University of Kentucky
(Photo courtesy of UK University
Archives and Records Program, photographer Steve Stahlman)
Tuesday afternoon, May 15, 2001 several UK archivists,
along with many others, watched helplessly and sadly as UK's oldest
and most historic building became engulfed in flames and smoke.
The heat from the inferno could be felt on the faces of bystanders
over one hundred yards away. Flames spread swiftly across the roof
and down into the area of old chapel where President James K. Patterson
had instructed thousands of students in rigorous academic and high
moral thinking. (History of Administration
President Charles T. Wethington, Jr. and former President Otis
A. Singletary, who had come from home after being told of the fire
by a UK employee, both stood on the old cadet parade ground in front
of the Administration Building and reflected on their years of service
within the grand old building. The compelling moment reminded everyone
that UK's history is both proud and fleeting, and must be preserved
with great commitment and care. It is ironic that the Administration
Building had never looked better than it did that spring morning
in May. Work toward restoration of the exterior neared completion
when the tragic fire erupted. But even before the smoke cleared,
President Wethington expressed his intention to begin plans to rebuild
the campus landmark.
The University Archives and Records Program staff also immediately
began to provide information regarding the building and took steps
to preserve the thousands of official documents which lay damaged
by smoke and water in the smoldering building. The University Archives
and Records Program's (UARP's) three primary missions are: preserving
the University of Kentucky's history; providing a reference center
for University of Kentucky information; and administering the University's
Records Program.
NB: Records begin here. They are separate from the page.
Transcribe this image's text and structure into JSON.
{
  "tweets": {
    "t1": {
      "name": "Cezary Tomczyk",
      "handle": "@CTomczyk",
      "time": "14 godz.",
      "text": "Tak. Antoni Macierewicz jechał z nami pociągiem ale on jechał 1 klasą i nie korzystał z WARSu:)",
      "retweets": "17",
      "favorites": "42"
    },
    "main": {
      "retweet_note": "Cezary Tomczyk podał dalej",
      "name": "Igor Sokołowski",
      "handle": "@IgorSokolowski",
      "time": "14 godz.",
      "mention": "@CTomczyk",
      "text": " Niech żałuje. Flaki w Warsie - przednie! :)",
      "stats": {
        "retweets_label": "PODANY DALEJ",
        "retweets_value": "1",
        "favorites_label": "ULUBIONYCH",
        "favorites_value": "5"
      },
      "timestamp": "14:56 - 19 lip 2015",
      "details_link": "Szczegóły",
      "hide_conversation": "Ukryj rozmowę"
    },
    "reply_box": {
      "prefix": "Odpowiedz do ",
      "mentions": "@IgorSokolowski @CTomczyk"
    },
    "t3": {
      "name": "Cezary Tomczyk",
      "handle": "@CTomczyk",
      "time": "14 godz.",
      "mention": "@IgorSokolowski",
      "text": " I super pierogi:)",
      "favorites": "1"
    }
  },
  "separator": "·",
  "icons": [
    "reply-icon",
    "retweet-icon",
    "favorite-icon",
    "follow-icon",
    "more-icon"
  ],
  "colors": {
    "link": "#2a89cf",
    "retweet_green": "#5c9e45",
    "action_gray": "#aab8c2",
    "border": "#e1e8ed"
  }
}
When fire devastated the University of Kentucky's
Administration Building on the afternoon of May 15th, each of UARP's
missions was called into play.
UARP staff, with the assistance of the Libraries's Preservation
Team, supervised the disaster recovery of the administrative records
in the building. After contacting a commercial recovery firm, which
had representatives onsite the following morning, UARP staff entered
the building with other UK personnel to identify records for salvage.
The process was slowed when firefighters were forced to turn their
fire hoses back on the still smoldering building several times during
the day. But within seventy-two hours of the initial blaze, all
salvageable documents were out of the building and on their way
to a drying center in Chicago.
During the hours after the disaster began, staff from UARP's Reference
Center also responded to requests for information and photographs
pertaining to the history of the building. UARP staff have already
begun working with architects and construction personnel to provide
information crucial to the accurate historical reconstruction of
Preparations for the return of the records began almost immediately
following the salvage. Steps included outfitting a proper staging
area, meeting with Central Administration staff to discuss handling
and records retention procedures and assessing proper disposition,
determining which records are historical, permanent or non-permanent.
On August 28, 2001 the last of the shipments of records was returned.
UK Central Administration staff are currently reviewing the records
and assessing retention and disposition.
The mission of the Special Collections Research Center is to locate and preserve materials documenting the social, cultural, economic, and political history of the Commonwealth of Kentucky. Materials are acquired regardless of format and include both primary and secondary sources; Kentuckiana is collected comprehensively. Special Collections maintains the records management program for all records generated by the University and serves as its archival repository for permanent records. As part of the mission, the Special Collections Research Center advances and supports the research, teaching, and scholarship of the University and beyond by preserving and providing access to its holdings.